Both speeches were effective expressions of the speaker's philosophy of governance. Ultimately I think Obama's metapolitics - his claim that we can't craft effective policy until we fix our political process -- is what's required at the moment. Nonetheless...
Hillary, in the face of troubling returns, came out with impressive energy and ebullience. It's become a cliche that she relies on wonkish policy prescriptions, and she was indeed quite specific about what she wants government to do for various groups (mortgagees, veterans, students).
Her focus was narrower than Obama's. But she also concentrated fire more effectively on the Republicans than Obama did. Her attack had the pithy anaphoric logic of Bill Clinton's 2004 convention speech, with its refrain of "vote for them" (if you like destructive policies a, b, and c). Hillary's trope was a variation on 'more of the same':
Well, the Republicans want eight more years of the same. They see...tax cuts for the wealthy and they say, "Why not more?" They see $9 trillion in debt and say, "Why not trillions more?" They see five years in
and say, "Why not 100 more?" Iraq
Well...they've got until January 20th, 2009 and not one day more.
Then the kicker, an effective projection of Hillary's pre-emptive 'don't tread on me' message to Republicans (and those who doubt whether she can beat them):
Now, we know the Republicans won't give up the White House without a fight. Well, let me be clear -- I won't let anyone swift boat this country's future.
Her peroration also had the rhetorical grace of strong repetition. Springing off the Statue of Liberty's "Give me your tired, your poor, your huddled masses, yearning to breathe free," Hillary converts it to a "scope of work" statement:
So today we say with one voice -- give us the child who wants to learn, give us the people in need of work, give us the veterans who need our care. We say give us this economy to rebuild and this war to end. Give us this nation to heal, this world to lead, this moment to seize.
The "us" here is of course a royal plural. That one voice is Hillary's, as the main effort is Hillary's. The speech expresses Hillary's p/maternalism: politics is "about the people who have shared their problems with me, looking for solutions."
There's a non-royal 'we' in the speech too. A litany of effective policies carried out in 'the
Obama's speech is already famous for a very different 'we', a we that is not royal but touches on the mystical:
Change will not come if we wait for some other person or if we wait for some other time. We are the ones we've been waiting for. (Cheers, applause.) We are the change that we seek. We are the hope of those boys who have so little, who've been told that they cannot have what they dream, that they cannot be what they imagine. Yes, they can. (Cheers, applause.)
We are the hope of the father who goes to work before dawn and lies awake with doubt that tells him he cannot give his children the same opportunities that someone gave him. Yes, he can.

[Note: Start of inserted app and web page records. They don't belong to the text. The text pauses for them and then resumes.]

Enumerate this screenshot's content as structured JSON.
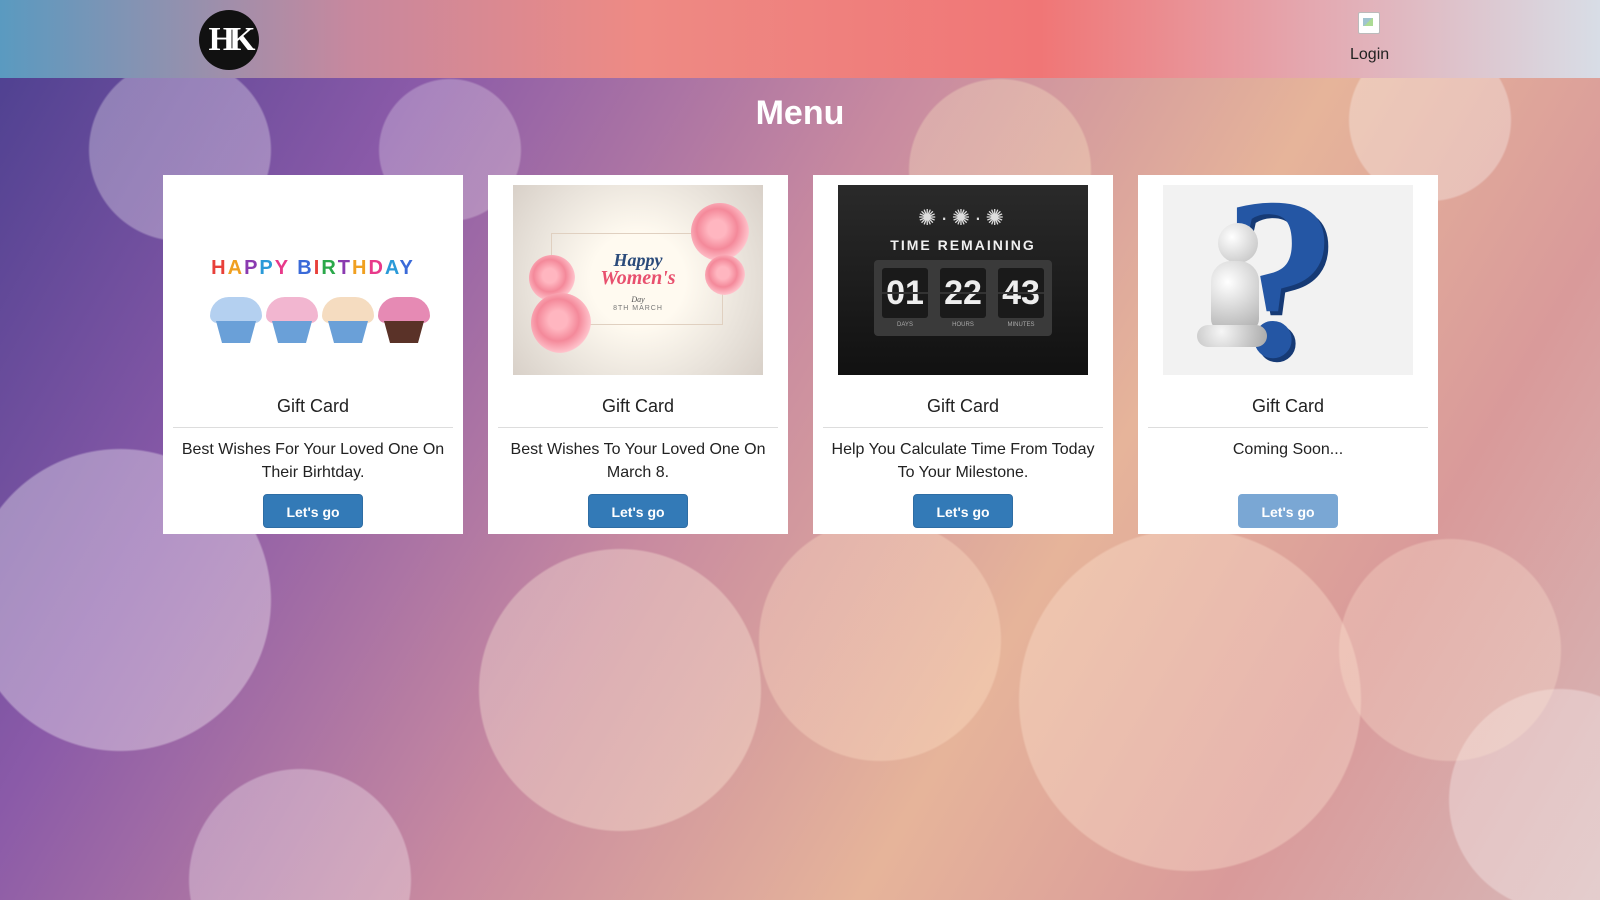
{
  "header": {
    "logo_text": "HK",
    "login_label": "Login"
  },
  "page_title": "Menu",
  "cards": [
    {
      "title": "Gift Card",
      "description": "Best Wishes For Your Loved One On Their Birhtday.",
      "button_label": "Let's go",
      "button_enabled": true,
      "image": {
        "letters": "HAPPY BIRTHDAY"
      }
    },
    {
      "title": "Gift Card",
      "description": "Best Wishes To Your Loved One On March 8.",
      "button_label": "Let's go",
      "button_enabled": true,
      "image": {
        "line1": "Happy",
        "line2": "Women's",
        "line3": "Day",
        "line4": "8TH MARCH"
      }
    },
    {
      "title": "Gift Card",
      "description": "Help You Calculate Time From Today To Your Milestone.",
      "button_label": "Let's go",
      "button_enabled": true,
      "image": {
        "heading": "TIME REMAINING",
        "days": "01",
        "hours": "22",
        "minutes": "43",
        "days_label": "DAYS",
        "hours_label": "HOURS",
        "minutes_label": "MINUTES"
      }
    },
    {
      "title": "Gift Card",
      "description": "Coming Soon...",
      "button_label": "Let's go",
      "button_enabled": false,
      "image": {
        "icon": "question-mark-figure"
      }
    }
  ],
  "colors": {
    "button": "#337ab7",
    "button_disabled": "#7aa7d4",
    "title_text": "#ffffff"
  }
}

(Crowd says in unison, "Yes, he can.")
We are the hope of the woman who hears that her city will not be rebuilt, that she cannot somehow claim the life that was swept away in a terrible storm. Yes, she can.
(Crowd says in unison, "Yes, she can.")
We are the hope of the future, the answer to the cynics who tell us our house must stand divided, that we cannot come together, that we cannot remake this world as it should be.
Some, confronted with this rhetoric, have cried a halt. Joe Klein today decries in "Inspiration vs. Substance":
And yet there was something just a wee bit creepy about the mass messianism — "We are the ones we've been waiting for" — of the Super Tuesday speech and the recent turn of the Obama campaign. "This time can be different because this campaign for the presidency of the
is different. It's different not because of me. It's different because of you." That is not just maddeningly vague but also disingenuous: the campaign is entirely about Obama and his ability to inspire. United States of America
"It's not about me" is not disingenuous; it's paradoxical. Obama has come this far because he has the audacity to ask from the outset for a broad mandate. The power he seeks to 'transform our politics' depends on winning broad-based, lasting support . It's about him insofar as he asks, but it's about us insofar as we answer.
It's not hokum, either. The support he seeks cannot be won, he's told us, without him telling the truth consistently, and listening to all constituencies, and negotiating with all constituencies. Obama's political career began inside out, in organizing -- that is, asking disenfranchised groups what they needed most, and figuring out with them how to get the political establishment to respond. The career drama in Dreams from My Father is the process by which he learned to ask various constituencies (residents of the Altgelt projects) what they needed, and go for that, rather than try to determine what was needed himself. It's the listening skills, and the negotiating skills -- and the requisite political infighting skills -- that he's asking us to believe he can use to bring in enough voters and enough Republican lawmakers to pass an unabashedly liberal policy agenda.
Still, if I had only these two speeches to go on, I might have voted for Hillary, as I was inclined to do in the fall. On this night, Obama was a little too much MLK, not enough Hillary Clinton. His